The museum offers other special events and programming. The museum has previously held book signings, conferences, festivals, museum milestone celebrations etc. For example, in October of 2017 we hosted the Amherstburg Freedom Summit which welcomed high school students from throughout Essex County. It was at the Summit that students from minority groups discussed not only the issues that affect them on a daily basis, but also how to create solutions to these challenges.
A prevailing suggestion was a mentorship program and speaker series, which is why we have created the Freedom Achievers Program in 2019. Our initiative includes a mentoring program that recruits successful achievers as mentors in professional fields such as First Responders, S.T.E.M., Arts & Entertainment, Education, Legal, Medical, Business & Finance. The mentoring sessions will provide insight into career options and actively engage with mentees. We are also hosting a High-Profile Speakers Series called “Achieving Freedom in the 21st Century” that welcomes diverse high-profile community builders to discuss the challenges they faced and how they challenged issues such as racism, gender inequality and homophobia to create positive change.
Temporary exhibits highlighting various areas of Black history are exhibiting both in the main gallery and the cultural center space on the 2nd floor of the museum. The museum also works with local groups to host temporary exhibits. For example the museum has once again worked in partnership with the Artists of Colour to host their exhibit ‘Journeys’ which opened in February 2020.
Community Displays & Outreach
Museum staff often create displays about topics of Black History that are exhibited in other community spaces in libraries, schools, universities and hospitals. The museum also participates in other community events to celebrate and educate the public on topics of Black History. For example, the museum has had a Black History Month display at both the Ouellette and MET Campus hospitals about Black Doctors, nurses and health professionals local to Windsor-Essex County.
The museum offers staff conducted and self-conducted research and genealogy. The museum fields many requests from around North America, which has been aided by the recent digitization of some of the museums archival collection.

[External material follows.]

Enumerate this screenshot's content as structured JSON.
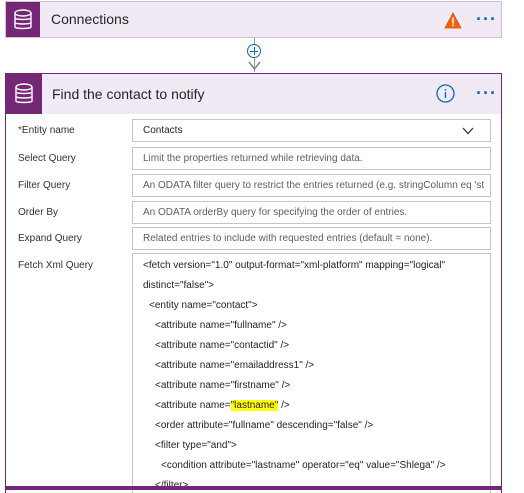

Research is also conducted on an on-going basis by museum staff to present local family genealogies, and other local history that is made available on the museums webpage and shared on museum social media channels.